>> Wednesday, January 28, 2009
In all the years we've collecting information about CD-i we've come very scarcely across some CD-i playback board for a Windows or Mac pc. I've never met anyone who has some decent experience with these, but according to the flyers you'll find below, it existed. The first one is the Philips CDI/PC 2.0 Board. Philips Media System made a ISA card CD-i emulator so you can play all CD-i titles on a PC. How great would it be if this would work flawless and was widely available? The second card is the i2m pci card; It was a CD-i hardware emulator for the pc. Because its high price (They didn't sell many) they are very rare! I've never seen anyone for sale. There where two versions of the card:- Media Playback allows you to play cd-i titles and movies on your PC. - i2m CD-i Authoring Board enables you to write CD-i software and test it. Click on the images to see a 'readable' version.
The CD-i authoring board is an expansion board that lets developers create CD-i applications directly on their desktop using an authoring package such as MediaMogul. In addition, developers may play back standard CD-i titles (including DigitalVideo, Video-CD and MPEG-1 Real Time Files) from a CD-ROM drive or emulate CD-i applications from a local hard drive or over a network.

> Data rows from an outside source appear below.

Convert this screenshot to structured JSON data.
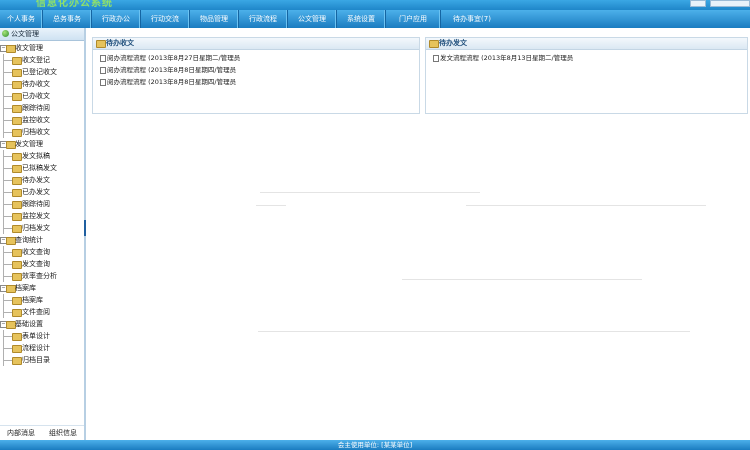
{
  "banner": {
    "title": "信息化办公系统"
  },
  "nav": [
    "个人事务",
    "总务事务",
    "行政办公",
    "行动交流",
    "物品管理",
    "行政流程",
    "公文管理",
    "系统设置",
    "门户应用",
    "待办事宜(7)"
  ],
  "sidebar": {
    "header": "公文管理",
    "groups": [
      {
        "label": "收文管理",
        "items": [
          "收文登记",
          "已登记收文",
          "待办收文",
          "已办收文",
          "跟踪待阅",
          "监控收文",
          "归档收文"
        ]
      },
      {
        "label": "发文管理",
        "items": [
          "发文拟稿",
          "已拟稿发文",
          "待办发文",
          "已办发文",
          "跟踪待阅",
          "监控发文",
          "归档发文"
        ]
      },
      {
        "label": "查询统计",
        "items": [
          "收文查询",
          "发文查询",
          "效率查分析"
        ]
      },
      {
        "label": "档案库",
        "items": [
          "档案库",
          "文件查阅"
        ]
      },
      {
        "label": "基础设置",
        "items": [
          "表单设计",
          "流程设计",
          "归档目录"
        ]
      }
    ],
    "bottom": {
      "left": "内部消息",
      "right": "组织信息"
    }
  },
  "panels": {
    "left": {
      "title": "待办收文",
      "items": [
        "阅办流程流程 (2013年8月27日星期二/管理员",
        "阅办流程流程 (2013年8月8日星期四/管理员",
        "阅办流程流程 (2013年8月8日星期四/管理员"
      ]
    },
    "right": {
      "title": "待办发文",
      "items": [
        "发文流程流程 (2013年8月13日星期二/管理员"
      ]
    }
  },
  "footer": {
    "text": "会主使用单位: [某某单位]"
  }
}
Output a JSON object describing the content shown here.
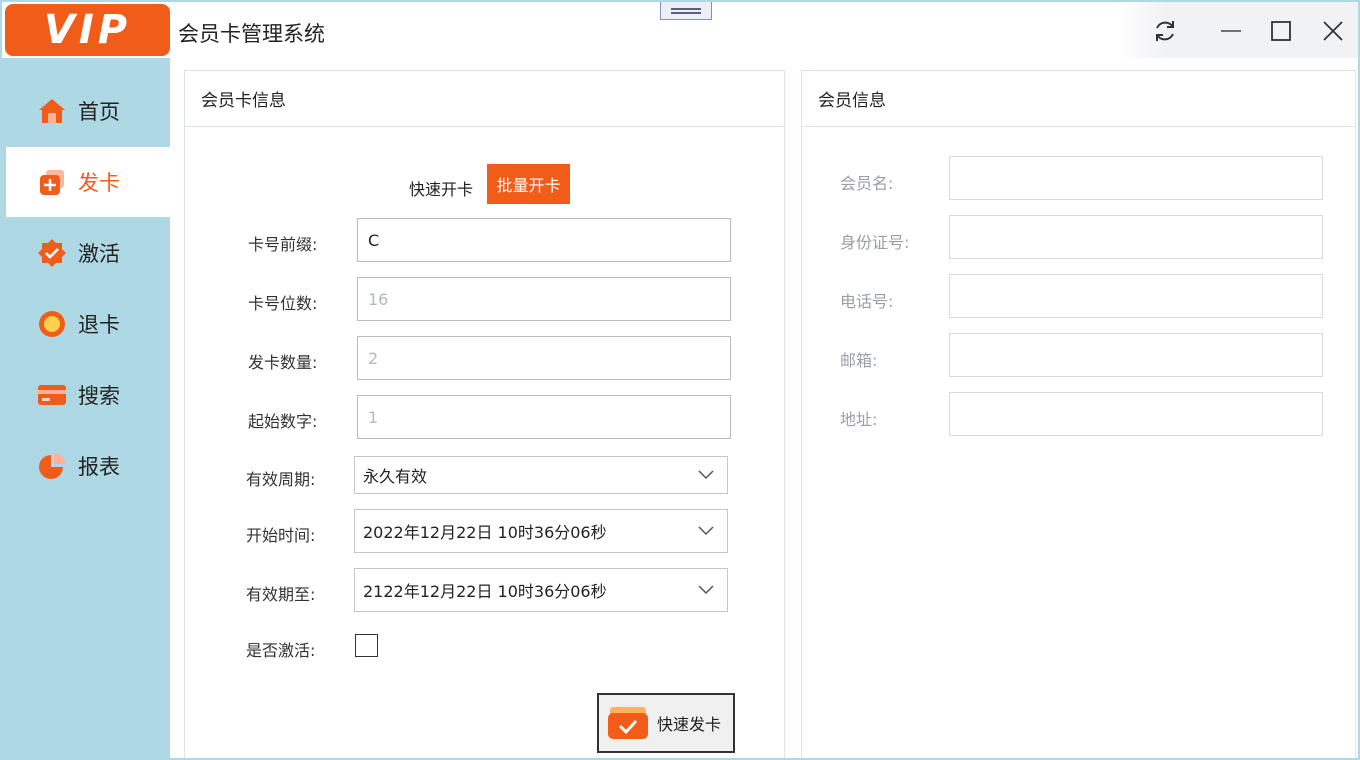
{
  "logo_text": "VIP",
  "app_title": "会员卡管理系统",
  "window_controls": {
    "refresh_icon": "refresh-icon",
    "minimize_icon": "minimize-icon",
    "maximize_icon": "maximize-icon",
    "close_icon": "close-icon"
  },
  "sidebar": {
    "items": [
      {
        "label": "首页",
        "icon": "home-icon"
      },
      {
        "label": "发卡",
        "icon": "add-card-icon",
        "active": true
      },
      {
        "label": "激活",
        "icon": "check-badge-icon"
      },
      {
        "label": "退卡",
        "icon": "return-icon"
      },
      {
        "label": "搜索",
        "icon": "card-search-icon"
      },
      {
        "label": "报表",
        "icon": "pie-chart-icon"
      }
    ]
  },
  "card_panel": {
    "title": "会员卡信息",
    "tabs": {
      "quick": "快速开卡",
      "batch": "批量开卡"
    },
    "fields": {
      "prefix_label": "卡号前缀:",
      "prefix_value": "C",
      "digits_label": "卡号位数:",
      "digits_placeholder": "16",
      "count_label": "发卡数量:",
      "count_placeholder": "2",
      "start_label": "起始数字:",
      "start_placeholder": "1",
      "period_label": "有效周期:",
      "period_value": "永久有效",
      "start_time_label": "开始时间:",
      "start_time_value": "2022年12月22日 10时36分06秒",
      "expire_label": "有效期至:",
      "expire_value": "2122年12月22日 10时36分06秒",
      "activate_label": "是否激活:",
      "activate_checked": false
    },
    "issue_button": "快速发卡"
  },
  "member_panel": {
    "title": "会员信息",
    "fields": [
      {
        "label": "会员名:",
        "value": ""
      },
      {
        "label": "身份证号:",
        "value": ""
      },
      {
        "label": "电话号:",
        "value": ""
      },
      {
        "label": "邮箱:",
        "value": ""
      },
      {
        "label": "地址:",
        "value": ""
      }
    ]
  },
  "colors": {
    "accent": "#f25c19",
    "sidebar_bg": "#aed8e3"
  }
}
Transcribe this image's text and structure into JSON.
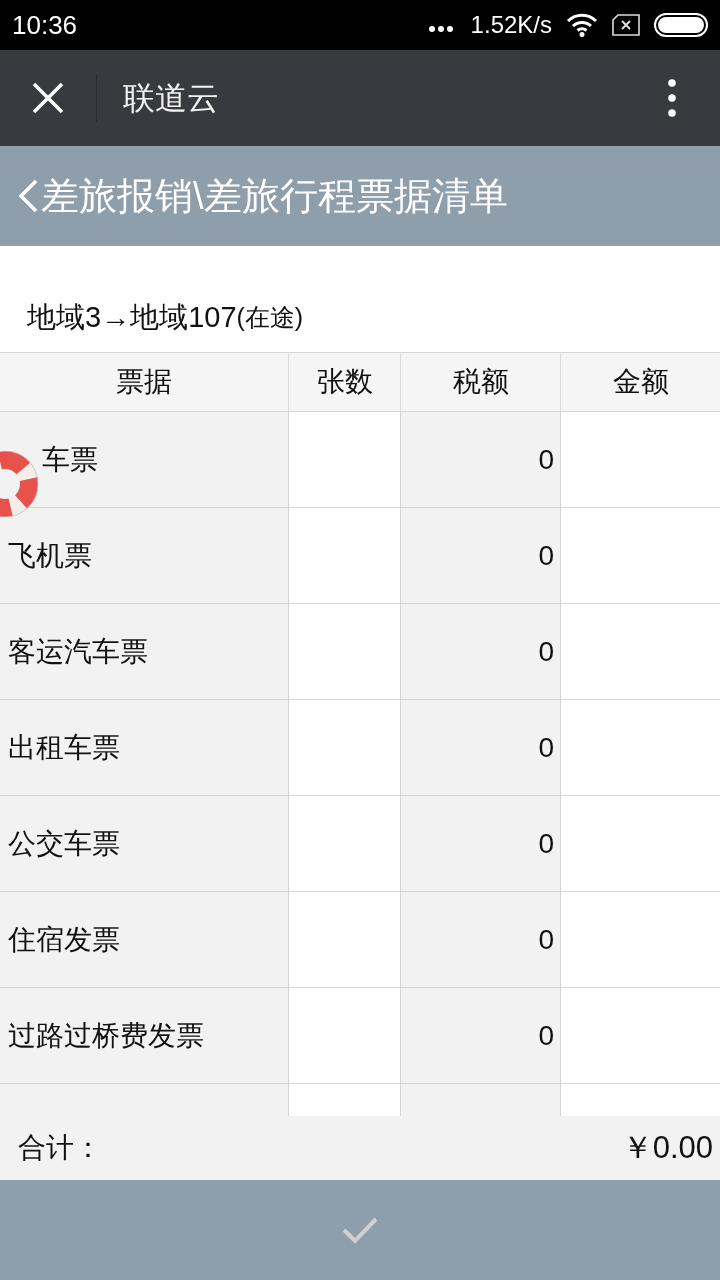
{
  "status_bar": {
    "time": "10:36",
    "speed": "1.52K/s"
  },
  "app_bar": {
    "title": "联道云"
  },
  "page_header": {
    "title": "差旅报销\\差旅行程票据清单"
  },
  "trip": {
    "route": "地域3→地域107",
    "status": "(在途)"
  },
  "table": {
    "columns": [
      "票据",
      "张数",
      "税额",
      "金额"
    ],
    "rows": [
      {
        "name": "车票",
        "tax": "0"
      },
      {
        "name": "飞机票",
        "tax": "0"
      },
      {
        "name": "客运汽车票",
        "tax": "0"
      },
      {
        "name": "出租车票",
        "tax": "0"
      },
      {
        "name": "公交车票",
        "tax": "0"
      },
      {
        "name": "住宿发票",
        "tax": "0"
      },
      {
        "name": "过路过桥费发票",
        "tax": "0"
      }
    ]
  },
  "total": {
    "label": "合计：",
    "value": "￥0.00"
  }
}
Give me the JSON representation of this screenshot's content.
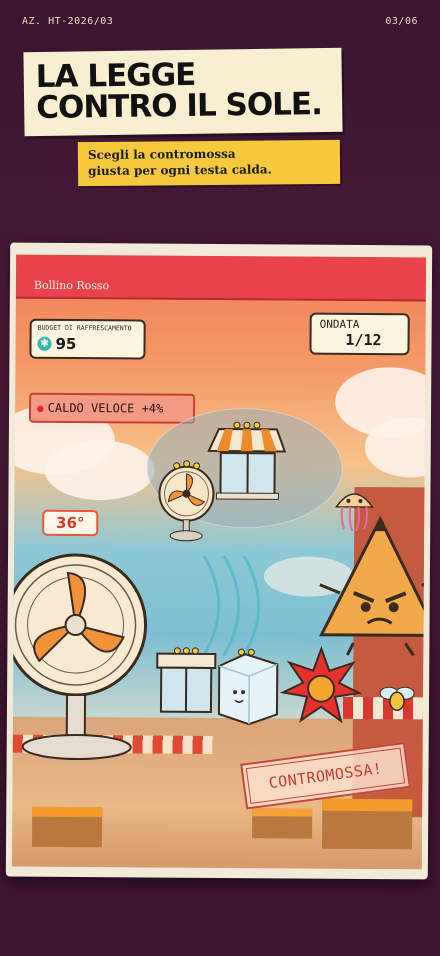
{
  "header": {
    "code": "AZ. HT-2026/03",
    "page": "03/06"
  },
  "title": {
    "line1": "LA LEGGE",
    "line2": "CONTRO IL SOLE."
  },
  "subtitle": {
    "line1": "Scegli la contromossa",
    "line2": "giusta per ogni testa calda."
  },
  "game": {
    "band_label": "Bollino Rosso",
    "budget_label": "BUDGET DI RAFFRESCAMENTO",
    "budget_value": "95",
    "wave_label": "ONDATA",
    "wave_value": "1/12",
    "modifier": "CALDO VELOCE +4%",
    "temperature": "36°",
    "stamp": "CONTROMOSSA!",
    "icons": [
      "snowflake-icon",
      "fan-icon",
      "awning-window-icon",
      "ice-cube-icon",
      "sun-burst-icon",
      "jellyfish-icon",
      "angry-triangle-icon",
      "fly-icon"
    ],
    "colors": {
      "band": "#e8434a",
      "subtitle_bg": "#f6c93c",
      "title_bg": "#f7efcf",
      "stamp": "#c63b2c"
    }
  }
}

The preview capabilities also let users display CD-i assets on their PC or Mac in true color, resolution and aspect ratio prior to burning a disk. This integrated solution provides a cost-effective alternative to the 605 professional player and emulator for CD-i authoring, preview and playback. The Authoring Board operates under an entirely different operating system (CD-RTOS) and therefore has Mac or PC drivers talking to CD-RTOS drivers. The Authoring Board features four connectors. One is a main serial port, one shared RGB/composite video, one VGA connector and one stereo audio. When a splitter cable is connected to the serial port, one port can be used for a CD-i pointing device and the other is used for terminal functions. Projects to create an emulator for PCs were unsuccessful. In 1993, Philips had in its public CD-i catalog, a CD-i PC. It was a hardware emulation card (ISA port), this package allows the execution of the CD-i software on a PC 386. Most CD-i titles have been developed on dedicated platforms (CD-i with hard drive) but soon the interest to develop an environment in PC / Mac was interesting. In 1996, the company i2m has introduced a CD-i emulation card for PC / Mac. This card has been sold on the professional market and its price, excluding software, was $ 1,000. Once inserted in the PCI slot, the card enables the implementation of CD-i (including discs containing digital video (VideoCD)) under Windows 95/98. It uses all the resources of the host computer: the discs are read from the CD-ROM drive of your computer (the CD-i compatibility of this player is required, as is the case for the majority of CD-ROM), and may also access the hard drive (this to run an "image" before it is burnt). The application which allows to use the i2m card is called "CD-i Playback".
The software is designed to read disks of the CD-i authoring boards only. You cannot read CD-i style CD-ROMs directly with the software, unless you have a CD-i add-on board. Even if you have a CD reader compatible with the CD-i (Green Book) standard, there are still a number of obstacles in your way. The filesystem used isn't ISO-9660, and CD-i players are based around a 680x0 CPU and have special hardware for video and audio. It depends on what kind of disc it is, and what you mean by "use". PhotoCD and VideoCD discs are CD-ROM/XA "Bridge Format" discs that play on CD-i players as well as dedicated players and computers. These use the ISO-9660 file system, and can be read with commonly available PhotoCD software and MPEG-1 players. DigitalVideo discs from Philips manufactured before June, 1994 are in CD-i format, not VideoCD format, and require additional hardware to be played on a PC. If your CD-ROM drive supports raw 2352-byte sector reads, it's possible to pull tracks off of a Green Book format disc, and extract audio or MPEG video data. This can be done by using the i2m card and software.
Thanks to: Terratron and Planet Numerique